BEGIN GIVEN INFORMATION
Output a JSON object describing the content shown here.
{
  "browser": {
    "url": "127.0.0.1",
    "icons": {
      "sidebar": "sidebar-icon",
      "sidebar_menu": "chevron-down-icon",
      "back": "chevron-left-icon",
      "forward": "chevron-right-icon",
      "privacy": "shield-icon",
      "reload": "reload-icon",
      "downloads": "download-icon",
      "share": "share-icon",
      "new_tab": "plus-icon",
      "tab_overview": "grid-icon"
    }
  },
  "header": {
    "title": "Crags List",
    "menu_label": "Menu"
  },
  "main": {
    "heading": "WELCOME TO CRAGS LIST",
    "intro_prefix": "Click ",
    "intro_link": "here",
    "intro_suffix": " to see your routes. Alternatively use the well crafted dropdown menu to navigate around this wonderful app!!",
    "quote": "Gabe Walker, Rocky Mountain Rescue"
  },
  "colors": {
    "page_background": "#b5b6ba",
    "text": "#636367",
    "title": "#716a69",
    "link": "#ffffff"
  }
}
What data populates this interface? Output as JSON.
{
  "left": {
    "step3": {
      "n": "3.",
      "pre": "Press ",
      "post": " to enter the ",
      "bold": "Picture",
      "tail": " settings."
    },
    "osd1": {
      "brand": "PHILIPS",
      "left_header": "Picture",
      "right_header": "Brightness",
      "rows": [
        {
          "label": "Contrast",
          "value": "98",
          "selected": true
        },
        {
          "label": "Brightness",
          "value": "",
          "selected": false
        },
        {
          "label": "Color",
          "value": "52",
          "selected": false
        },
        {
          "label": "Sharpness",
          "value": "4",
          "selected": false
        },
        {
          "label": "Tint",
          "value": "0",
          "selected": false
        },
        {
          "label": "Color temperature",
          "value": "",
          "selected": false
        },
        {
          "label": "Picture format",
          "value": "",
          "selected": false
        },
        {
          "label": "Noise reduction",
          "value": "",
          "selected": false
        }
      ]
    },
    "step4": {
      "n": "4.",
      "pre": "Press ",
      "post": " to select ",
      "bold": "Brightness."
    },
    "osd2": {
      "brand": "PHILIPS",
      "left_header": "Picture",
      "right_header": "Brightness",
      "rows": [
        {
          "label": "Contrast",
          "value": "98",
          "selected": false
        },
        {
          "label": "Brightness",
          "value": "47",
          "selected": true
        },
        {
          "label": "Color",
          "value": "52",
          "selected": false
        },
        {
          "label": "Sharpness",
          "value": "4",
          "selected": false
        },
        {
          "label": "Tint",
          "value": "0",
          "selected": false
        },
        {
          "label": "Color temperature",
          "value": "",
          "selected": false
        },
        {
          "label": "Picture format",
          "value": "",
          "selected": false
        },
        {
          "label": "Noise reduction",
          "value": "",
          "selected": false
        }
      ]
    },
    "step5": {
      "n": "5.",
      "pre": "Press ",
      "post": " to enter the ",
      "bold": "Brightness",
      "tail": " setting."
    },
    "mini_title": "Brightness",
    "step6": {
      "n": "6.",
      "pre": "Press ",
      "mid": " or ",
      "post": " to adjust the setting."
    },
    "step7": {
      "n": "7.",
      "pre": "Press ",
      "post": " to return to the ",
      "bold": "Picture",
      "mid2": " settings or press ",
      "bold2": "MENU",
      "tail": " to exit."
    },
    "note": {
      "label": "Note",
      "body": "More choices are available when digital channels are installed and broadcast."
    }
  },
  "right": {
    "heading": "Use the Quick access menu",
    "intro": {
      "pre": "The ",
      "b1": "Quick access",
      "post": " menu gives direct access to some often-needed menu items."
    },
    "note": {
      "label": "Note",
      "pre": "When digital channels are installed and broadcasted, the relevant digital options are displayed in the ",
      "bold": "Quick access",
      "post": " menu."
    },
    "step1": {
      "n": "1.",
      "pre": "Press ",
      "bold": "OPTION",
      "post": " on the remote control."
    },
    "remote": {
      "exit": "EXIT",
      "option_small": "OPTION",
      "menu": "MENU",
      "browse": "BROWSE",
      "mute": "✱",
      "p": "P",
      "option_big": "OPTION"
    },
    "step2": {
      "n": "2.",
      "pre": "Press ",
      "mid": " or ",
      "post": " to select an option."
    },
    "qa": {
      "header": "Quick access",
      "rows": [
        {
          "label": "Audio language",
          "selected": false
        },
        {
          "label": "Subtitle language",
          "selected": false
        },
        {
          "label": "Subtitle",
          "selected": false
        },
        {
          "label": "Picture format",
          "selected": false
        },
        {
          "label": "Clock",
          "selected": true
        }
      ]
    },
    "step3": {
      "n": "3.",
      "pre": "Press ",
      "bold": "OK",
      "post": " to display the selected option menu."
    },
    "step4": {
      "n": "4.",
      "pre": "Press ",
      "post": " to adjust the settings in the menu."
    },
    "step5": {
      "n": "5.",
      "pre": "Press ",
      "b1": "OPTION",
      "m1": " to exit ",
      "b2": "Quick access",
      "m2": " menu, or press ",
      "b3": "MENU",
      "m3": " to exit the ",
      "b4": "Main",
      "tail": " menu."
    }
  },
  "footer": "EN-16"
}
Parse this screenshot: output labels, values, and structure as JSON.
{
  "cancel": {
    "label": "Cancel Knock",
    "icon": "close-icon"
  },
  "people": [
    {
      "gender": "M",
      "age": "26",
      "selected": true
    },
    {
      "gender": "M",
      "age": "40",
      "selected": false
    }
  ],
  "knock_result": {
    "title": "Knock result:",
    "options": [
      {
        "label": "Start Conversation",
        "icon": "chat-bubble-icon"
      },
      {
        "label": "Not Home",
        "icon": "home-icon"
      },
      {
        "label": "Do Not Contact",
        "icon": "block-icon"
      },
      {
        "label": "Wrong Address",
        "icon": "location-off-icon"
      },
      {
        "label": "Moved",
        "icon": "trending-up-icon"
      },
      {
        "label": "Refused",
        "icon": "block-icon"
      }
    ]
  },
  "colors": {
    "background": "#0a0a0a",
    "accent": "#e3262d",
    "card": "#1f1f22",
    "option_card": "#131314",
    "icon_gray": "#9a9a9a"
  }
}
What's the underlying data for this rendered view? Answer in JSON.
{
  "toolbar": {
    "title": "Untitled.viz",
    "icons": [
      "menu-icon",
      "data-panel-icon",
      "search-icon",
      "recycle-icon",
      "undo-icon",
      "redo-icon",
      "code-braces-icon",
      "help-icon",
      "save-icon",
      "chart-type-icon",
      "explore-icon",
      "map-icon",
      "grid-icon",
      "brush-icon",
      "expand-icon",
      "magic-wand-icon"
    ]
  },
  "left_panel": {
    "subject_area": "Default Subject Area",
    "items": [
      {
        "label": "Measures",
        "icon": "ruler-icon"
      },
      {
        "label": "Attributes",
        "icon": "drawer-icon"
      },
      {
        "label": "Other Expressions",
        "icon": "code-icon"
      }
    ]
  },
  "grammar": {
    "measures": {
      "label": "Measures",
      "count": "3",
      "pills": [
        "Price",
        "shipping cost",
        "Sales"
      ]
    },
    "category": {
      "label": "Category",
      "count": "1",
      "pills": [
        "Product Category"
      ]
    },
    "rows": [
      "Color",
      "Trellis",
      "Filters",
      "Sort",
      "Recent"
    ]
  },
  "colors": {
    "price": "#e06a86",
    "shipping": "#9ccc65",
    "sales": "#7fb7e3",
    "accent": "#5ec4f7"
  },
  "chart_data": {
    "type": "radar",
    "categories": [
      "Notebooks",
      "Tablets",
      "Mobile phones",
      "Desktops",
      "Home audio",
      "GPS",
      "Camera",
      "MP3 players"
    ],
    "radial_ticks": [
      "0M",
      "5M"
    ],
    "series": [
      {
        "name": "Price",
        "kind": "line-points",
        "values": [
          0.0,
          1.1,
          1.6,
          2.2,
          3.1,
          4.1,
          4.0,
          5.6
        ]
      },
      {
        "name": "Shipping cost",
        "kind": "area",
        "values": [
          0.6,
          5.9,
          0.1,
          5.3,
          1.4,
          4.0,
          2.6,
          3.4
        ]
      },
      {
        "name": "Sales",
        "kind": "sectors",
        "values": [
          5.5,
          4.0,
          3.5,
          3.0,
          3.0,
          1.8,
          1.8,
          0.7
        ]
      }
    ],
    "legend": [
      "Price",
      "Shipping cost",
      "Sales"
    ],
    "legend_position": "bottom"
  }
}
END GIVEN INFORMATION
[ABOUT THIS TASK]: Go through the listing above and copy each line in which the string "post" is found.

[TASK SOLUTION]:
      "post": " to enter the ",
      "post": " to select ",
      "post": " to enter the ",
      "post": " to adjust the setting."
      "post": " to return to the ",
      "post": " menu gives direct access to some often-needed menu items."
      "post": " menu."
      "post": " on the remote control."
      "post": " to select an option."
      "post": " to display the selected option menu."
      "post": " to adjust the settings in the menu."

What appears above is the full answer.